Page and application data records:
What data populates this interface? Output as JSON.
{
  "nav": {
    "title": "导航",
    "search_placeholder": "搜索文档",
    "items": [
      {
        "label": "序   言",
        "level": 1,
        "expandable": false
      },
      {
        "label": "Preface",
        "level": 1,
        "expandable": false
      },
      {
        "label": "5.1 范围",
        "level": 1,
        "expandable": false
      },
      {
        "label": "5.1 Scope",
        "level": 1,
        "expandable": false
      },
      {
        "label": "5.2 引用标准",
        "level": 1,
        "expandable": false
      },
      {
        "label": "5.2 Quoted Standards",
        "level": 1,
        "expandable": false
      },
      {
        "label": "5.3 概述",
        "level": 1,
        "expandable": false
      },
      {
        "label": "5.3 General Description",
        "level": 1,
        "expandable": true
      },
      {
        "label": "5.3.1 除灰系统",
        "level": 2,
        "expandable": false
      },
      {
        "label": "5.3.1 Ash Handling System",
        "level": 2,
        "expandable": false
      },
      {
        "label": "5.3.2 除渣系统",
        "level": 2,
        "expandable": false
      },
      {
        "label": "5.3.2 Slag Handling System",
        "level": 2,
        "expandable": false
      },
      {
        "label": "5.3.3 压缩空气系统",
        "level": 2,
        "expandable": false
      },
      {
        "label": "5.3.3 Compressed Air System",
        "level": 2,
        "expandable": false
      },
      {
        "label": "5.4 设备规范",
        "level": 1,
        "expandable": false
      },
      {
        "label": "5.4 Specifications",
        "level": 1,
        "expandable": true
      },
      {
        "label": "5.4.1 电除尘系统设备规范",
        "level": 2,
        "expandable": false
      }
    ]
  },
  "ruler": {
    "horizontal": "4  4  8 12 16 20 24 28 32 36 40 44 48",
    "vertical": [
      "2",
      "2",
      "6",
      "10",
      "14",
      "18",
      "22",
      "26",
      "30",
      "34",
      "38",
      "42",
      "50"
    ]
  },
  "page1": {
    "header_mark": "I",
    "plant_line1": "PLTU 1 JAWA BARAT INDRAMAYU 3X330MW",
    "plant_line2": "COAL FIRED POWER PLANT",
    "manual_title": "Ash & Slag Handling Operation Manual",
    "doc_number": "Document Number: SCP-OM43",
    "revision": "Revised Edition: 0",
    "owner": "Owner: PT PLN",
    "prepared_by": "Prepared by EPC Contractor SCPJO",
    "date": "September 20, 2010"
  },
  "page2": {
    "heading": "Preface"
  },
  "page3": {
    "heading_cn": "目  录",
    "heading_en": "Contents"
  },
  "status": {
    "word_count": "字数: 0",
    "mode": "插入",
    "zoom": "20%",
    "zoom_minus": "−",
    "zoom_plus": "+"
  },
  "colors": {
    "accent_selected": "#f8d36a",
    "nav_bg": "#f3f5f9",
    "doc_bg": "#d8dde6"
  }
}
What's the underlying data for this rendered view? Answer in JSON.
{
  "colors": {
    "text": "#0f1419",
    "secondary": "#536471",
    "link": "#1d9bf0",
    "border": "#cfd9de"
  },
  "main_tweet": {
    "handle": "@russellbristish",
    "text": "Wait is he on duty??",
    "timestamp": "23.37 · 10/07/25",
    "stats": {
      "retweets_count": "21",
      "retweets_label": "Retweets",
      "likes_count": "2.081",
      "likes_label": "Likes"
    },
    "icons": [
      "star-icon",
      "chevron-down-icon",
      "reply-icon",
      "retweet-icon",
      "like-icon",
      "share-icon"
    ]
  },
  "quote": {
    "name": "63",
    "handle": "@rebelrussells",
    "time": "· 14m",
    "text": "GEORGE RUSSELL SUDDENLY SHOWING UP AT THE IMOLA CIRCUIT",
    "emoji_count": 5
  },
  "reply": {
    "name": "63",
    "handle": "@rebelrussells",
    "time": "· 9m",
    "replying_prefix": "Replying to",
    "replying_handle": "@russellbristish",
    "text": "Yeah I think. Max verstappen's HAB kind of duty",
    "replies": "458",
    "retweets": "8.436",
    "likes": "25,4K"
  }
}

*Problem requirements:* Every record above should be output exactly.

*Task output:*
What data populates this interface? Output as JSON.
{
  "nav": {
    "title": "导航",
    "search_placeholder": "搜索文档",
    "items": [
      {
        "label": "序   言",
        "level": 1,
        "expandable": false
      },
      {
        "label": "Preface",
        "level": 1,
        "expandable": false
      },
      {
        "label": "5.1 范围",
        "level": 1,
        "expandable": false
      },
      {
        "label": "5.1 Scope",
        "level": 1,
        "expandable": false
      },
      {
        "label": "5.2 引用标准",
        "level": 1,
        "expandable": false
      },
      {
        "label": "5.2 Quoted Standards",
        "level": 1,
        "expandable": false
      },
      {
        "label": "5.3 概述",
        "level": 1,
        "expandable": false
      },
      {
        "label": "5.3 General Description",
        "level": 1,
        "expandable": true
      },
      {
        "label": "5.3.1 除灰系统",
        "level": 2,
        "expandable": false
      },
      {
        "label": "5.3.1 Ash Handling System",
        "level": 2,
        "expandable": false
      },
      {
        "label": "5.3.2 除渣系统",
        "level": 2,
        "expandable": false
      },
      {
        "label": "5.3.2 Slag Handling System",
        "level": 2,
        "expandable": false
      },
      {
        "label": "5.3.3 压缩空气系统",
        "level": 2,
        "expandable": false
      },
      {
        "label": "5.3.3 Compressed Air System",
        "level": 2,
        "expandable": false
      },
      {
        "label": "5.4 设备规范",
        "level": 1,
        "expandable": false
      },
      {
        "label": "5.4 Specifications",
        "level": 1,
        "expandable": true
      },
      {
        "label": "5.4.1 电除尘系统设备规范",
        "level": 2,
        "expandable": false
      }
    ]
  },
  "ruler": {
    "horizontal": "4  4  8 12 16 20 24 28 32 36 40 44 48",
    "vertical": [
      "2",
      "2",
      "6",
      "10",
      "14",
      "18",
      "22",
      "26",
      "30",
      "34",
      "38",
      "42",
      "50"
    ]
  },
  "page1": {
    "header_mark": "I",
    "plant_line1": "PLTU 1 JAWA BARAT INDRAMAYU 3X330MW",
    "plant_line2": "COAL FIRED POWER PLANT",
    "manual_title": "Ash & Slag Handling Operation Manual",
    "doc_number": "Document Number: SCP-OM43",
    "revision": "Revised Edition: 0",
    "owner": "Owner: PT PLN",
    "prepared_by": "Prepared by EPC Contractor SCPJO",
    "date": "September 20, 2010"
  },
  "page2": {
    "heading": "Preface"
  },
  "page3": {
    "heading_cn": "目  录",
    "heading_en": "Contents"
  },
  "status": {
    "word_count": "字数: 0",
    "mode": "插入",
    "zoom": "20%",
    "zoom_minus": "−",
    "zoom_plus": "+"
  },
  "colors": {
    "accent_selected": "#f8d36a",
    "nav_bg": "#f3f5f9",
    "doc_bg": "#d8dde6"
  }
}
What's the underlying data for this rendered view? Answer in JSON.
{
  "colors": {
    "text": "#0f1419",
    "secondary": "#536471",
    "link": "#1d9bf0",
    "border": "#cfd9de"
  },
  "main_tweet": {
    "handle": "@russellbristish",
    "text": "Wait is he on duty??",
    "timestamp": "23.37 · 10/07/25",
    "stats": {
      "retweets_count": "21",
      "retweets_label": "Retweets",
      "likes_count": "2.081",
      "likes_label": "Likes"
    },
    "icons": [
      "star-icon",
      "chevron-down-icon",
      "reply-icon",
      "retweet-icon",
      "like-icon",
      "share-icon"
    ]
  },
  "quote": {
    "name": "63",
    "handle": "@rebelrussells",
    "time": "· 14m",
    "text": "GEORGE RUSSELL SUDDENLY SHOWING UP AT THE IMOLA CIRCUIT",
    "emoji_count": 5
  },
  "reply": {
    "name": "63",
    "handle": "@rebelrussells",
    "time": "· 9m",
    "replying_prefix": "Replying to",
    "replying_handle": "@russellbristish",
    "text": "Yeah I think. Max verstappen's HAB kind of duty",
    "replies": "458",
    "retweets": "8.436",
    "likes": "25,4K"
  }
}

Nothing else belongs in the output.